UGA Extension Viticulture Blog

Shoot thinning

As said in the previous post, bud break is upon us in the piedmont and lower mountain regions of northern Georgia.

Please pay attention to the cooler temperatures over the next two nights as related to freeze/frost damage of buds; looks like temperatures will be more moderate starting Tuesday and Wednesday nights. Some may not be far enough into bud break to warrant frost protection measures. Others may not own any active frost protection measures to implement. It looks like some clouds may be moving in and wind may be sustained above 5 to 10 mph. Wind machines are not effective in windy, advective freeze-type conditions.

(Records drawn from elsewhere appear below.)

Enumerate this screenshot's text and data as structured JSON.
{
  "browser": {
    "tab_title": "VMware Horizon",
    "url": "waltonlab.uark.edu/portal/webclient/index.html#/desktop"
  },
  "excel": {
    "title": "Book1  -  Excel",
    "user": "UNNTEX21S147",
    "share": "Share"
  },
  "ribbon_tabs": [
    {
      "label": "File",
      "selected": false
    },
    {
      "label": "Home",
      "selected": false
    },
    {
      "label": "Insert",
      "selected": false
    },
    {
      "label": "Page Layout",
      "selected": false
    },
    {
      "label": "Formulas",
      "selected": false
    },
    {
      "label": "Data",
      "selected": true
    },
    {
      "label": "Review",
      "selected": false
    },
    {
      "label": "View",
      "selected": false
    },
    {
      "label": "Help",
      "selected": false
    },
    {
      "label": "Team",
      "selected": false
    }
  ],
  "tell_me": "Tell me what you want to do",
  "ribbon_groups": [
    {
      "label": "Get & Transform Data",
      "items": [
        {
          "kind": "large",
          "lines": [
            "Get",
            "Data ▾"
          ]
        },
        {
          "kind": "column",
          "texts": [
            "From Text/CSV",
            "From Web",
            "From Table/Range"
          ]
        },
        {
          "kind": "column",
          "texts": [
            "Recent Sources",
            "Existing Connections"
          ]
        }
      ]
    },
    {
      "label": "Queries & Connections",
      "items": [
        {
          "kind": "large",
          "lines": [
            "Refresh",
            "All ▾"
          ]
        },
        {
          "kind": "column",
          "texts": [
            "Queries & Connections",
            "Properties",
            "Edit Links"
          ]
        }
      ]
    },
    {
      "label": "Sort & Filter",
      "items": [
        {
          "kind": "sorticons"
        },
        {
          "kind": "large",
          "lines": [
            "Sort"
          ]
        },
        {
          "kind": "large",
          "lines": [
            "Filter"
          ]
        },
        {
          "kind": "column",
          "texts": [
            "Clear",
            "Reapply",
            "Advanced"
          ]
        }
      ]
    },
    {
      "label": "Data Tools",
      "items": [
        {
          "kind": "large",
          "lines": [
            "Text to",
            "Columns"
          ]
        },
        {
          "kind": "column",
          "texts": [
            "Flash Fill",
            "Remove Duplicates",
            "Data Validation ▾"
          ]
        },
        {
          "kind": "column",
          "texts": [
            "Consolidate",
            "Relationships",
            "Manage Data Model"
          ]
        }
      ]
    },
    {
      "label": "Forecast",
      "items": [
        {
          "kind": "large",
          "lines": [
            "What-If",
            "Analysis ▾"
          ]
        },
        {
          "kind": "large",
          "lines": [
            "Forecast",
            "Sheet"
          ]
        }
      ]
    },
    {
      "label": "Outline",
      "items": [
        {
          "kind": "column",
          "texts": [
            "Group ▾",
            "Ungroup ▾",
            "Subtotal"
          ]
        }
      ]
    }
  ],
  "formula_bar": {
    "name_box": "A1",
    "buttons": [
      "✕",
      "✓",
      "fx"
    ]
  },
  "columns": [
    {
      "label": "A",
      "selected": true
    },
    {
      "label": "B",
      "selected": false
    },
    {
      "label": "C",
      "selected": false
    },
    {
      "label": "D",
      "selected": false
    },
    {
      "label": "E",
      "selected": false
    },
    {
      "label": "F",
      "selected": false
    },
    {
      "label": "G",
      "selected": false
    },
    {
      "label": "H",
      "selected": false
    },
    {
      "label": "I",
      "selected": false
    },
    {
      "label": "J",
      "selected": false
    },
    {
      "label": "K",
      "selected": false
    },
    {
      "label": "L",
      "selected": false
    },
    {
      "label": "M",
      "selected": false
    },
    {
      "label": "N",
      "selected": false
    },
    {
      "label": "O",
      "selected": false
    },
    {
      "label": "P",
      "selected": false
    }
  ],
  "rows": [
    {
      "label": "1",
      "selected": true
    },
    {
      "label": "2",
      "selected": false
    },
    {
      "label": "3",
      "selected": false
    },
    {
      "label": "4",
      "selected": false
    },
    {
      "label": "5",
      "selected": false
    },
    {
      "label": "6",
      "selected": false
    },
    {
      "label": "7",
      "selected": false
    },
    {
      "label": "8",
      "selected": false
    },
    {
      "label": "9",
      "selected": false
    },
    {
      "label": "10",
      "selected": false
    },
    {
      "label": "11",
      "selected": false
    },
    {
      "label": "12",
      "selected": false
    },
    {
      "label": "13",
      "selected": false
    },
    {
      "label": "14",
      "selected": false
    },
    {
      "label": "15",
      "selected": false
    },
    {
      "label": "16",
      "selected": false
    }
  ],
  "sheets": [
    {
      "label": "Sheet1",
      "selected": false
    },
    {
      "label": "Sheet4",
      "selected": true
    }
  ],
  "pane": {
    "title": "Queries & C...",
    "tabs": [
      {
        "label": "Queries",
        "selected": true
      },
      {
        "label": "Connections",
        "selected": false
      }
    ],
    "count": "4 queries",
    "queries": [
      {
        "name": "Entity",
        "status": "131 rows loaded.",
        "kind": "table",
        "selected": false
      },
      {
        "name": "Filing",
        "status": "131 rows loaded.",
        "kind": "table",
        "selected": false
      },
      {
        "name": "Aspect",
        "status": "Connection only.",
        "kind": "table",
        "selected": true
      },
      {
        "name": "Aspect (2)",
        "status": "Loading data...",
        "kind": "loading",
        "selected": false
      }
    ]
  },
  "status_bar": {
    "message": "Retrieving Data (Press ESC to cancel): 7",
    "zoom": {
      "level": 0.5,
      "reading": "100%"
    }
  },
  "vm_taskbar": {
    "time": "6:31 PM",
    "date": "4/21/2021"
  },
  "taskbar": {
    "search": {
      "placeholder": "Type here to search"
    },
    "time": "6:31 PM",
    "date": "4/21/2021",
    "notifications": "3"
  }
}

Please consider the weather and bud break progress at your local site and act accordingly.

 

Once we make it through bud break and put the “spring frost season” behind us, the first cultural practice that will need implemented is shoot thinning. Shoot thinning limits fruit zone and canopy crowding, resulting in better air movement, drying, and fungicide penetration. Shoot thinning also moderates crop yield. Shoot thinning is most effectively implemented in a narrow window of about 10 days. This “window” starts when fruitful vs. non-fruitful shoots can be identified (roughly four or five leaves separated and/or shoots are 4-5″ long) and ends roughly when shoots have about eight leaves separated and/or shoots are 12-16″ long. Here is a forthcoming extension publication (just waiting on final editing stages before it will be available online through UGA’s Extension website) that will hopefully guide shoot thinning:

UGA shoot thinning extension publication_blog share